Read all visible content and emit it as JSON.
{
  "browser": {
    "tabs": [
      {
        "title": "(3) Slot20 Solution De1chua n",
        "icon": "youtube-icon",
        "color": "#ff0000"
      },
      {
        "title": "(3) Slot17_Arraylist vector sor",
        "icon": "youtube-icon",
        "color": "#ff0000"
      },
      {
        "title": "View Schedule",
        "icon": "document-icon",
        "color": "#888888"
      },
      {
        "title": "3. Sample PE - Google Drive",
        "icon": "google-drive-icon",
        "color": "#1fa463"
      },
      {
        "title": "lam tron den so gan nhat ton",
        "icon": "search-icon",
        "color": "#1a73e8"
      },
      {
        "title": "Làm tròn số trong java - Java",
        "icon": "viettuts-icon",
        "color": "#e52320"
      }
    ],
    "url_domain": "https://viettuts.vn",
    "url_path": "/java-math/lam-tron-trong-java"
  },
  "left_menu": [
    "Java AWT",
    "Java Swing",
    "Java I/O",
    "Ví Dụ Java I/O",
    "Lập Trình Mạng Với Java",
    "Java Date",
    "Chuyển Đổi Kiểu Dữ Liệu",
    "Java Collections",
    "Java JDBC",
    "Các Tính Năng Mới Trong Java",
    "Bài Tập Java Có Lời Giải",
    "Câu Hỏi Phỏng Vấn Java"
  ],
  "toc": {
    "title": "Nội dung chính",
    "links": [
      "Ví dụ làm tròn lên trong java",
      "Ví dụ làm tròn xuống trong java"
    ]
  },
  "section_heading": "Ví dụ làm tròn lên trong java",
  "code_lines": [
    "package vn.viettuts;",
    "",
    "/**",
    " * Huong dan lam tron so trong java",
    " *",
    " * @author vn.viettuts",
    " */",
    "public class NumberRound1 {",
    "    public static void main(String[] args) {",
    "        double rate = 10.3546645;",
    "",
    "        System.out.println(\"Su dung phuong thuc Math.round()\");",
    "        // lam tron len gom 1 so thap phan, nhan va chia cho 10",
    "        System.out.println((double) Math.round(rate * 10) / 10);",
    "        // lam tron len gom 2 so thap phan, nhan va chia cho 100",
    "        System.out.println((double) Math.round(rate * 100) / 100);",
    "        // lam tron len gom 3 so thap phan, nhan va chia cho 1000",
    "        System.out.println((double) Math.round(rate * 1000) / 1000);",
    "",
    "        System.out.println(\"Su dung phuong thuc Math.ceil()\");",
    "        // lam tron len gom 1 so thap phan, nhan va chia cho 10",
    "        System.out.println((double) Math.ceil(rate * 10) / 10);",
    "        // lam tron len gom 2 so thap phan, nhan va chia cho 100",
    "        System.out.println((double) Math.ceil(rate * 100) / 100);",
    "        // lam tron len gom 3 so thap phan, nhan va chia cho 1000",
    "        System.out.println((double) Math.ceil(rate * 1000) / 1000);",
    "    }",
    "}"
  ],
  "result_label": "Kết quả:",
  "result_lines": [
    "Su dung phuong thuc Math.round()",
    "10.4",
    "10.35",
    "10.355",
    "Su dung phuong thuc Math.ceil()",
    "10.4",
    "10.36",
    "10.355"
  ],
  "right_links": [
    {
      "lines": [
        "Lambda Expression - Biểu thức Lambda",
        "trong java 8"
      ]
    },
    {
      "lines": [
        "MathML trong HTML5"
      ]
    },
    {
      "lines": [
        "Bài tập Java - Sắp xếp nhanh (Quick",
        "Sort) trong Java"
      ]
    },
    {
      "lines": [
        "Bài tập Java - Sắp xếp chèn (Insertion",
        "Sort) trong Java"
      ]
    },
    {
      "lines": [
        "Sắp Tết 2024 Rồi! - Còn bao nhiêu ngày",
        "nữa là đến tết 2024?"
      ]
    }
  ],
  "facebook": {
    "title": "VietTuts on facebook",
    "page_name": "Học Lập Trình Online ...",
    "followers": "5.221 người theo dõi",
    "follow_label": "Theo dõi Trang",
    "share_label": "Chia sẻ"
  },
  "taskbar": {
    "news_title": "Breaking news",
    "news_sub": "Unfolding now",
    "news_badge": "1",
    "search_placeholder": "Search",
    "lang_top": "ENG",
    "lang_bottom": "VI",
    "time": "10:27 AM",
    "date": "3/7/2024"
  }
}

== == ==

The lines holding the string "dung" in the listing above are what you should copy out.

    "title": "Nội dung chính",
    "        System.out.println(\"Su dung phuong thuc Math.round()\");",
    "        System.out.println(\"Su dung phuong thuc Math.ceil()\");",
    "Su dung phuong thuc Math.round()",
    "Su dung phuong thuc Math.ceil()",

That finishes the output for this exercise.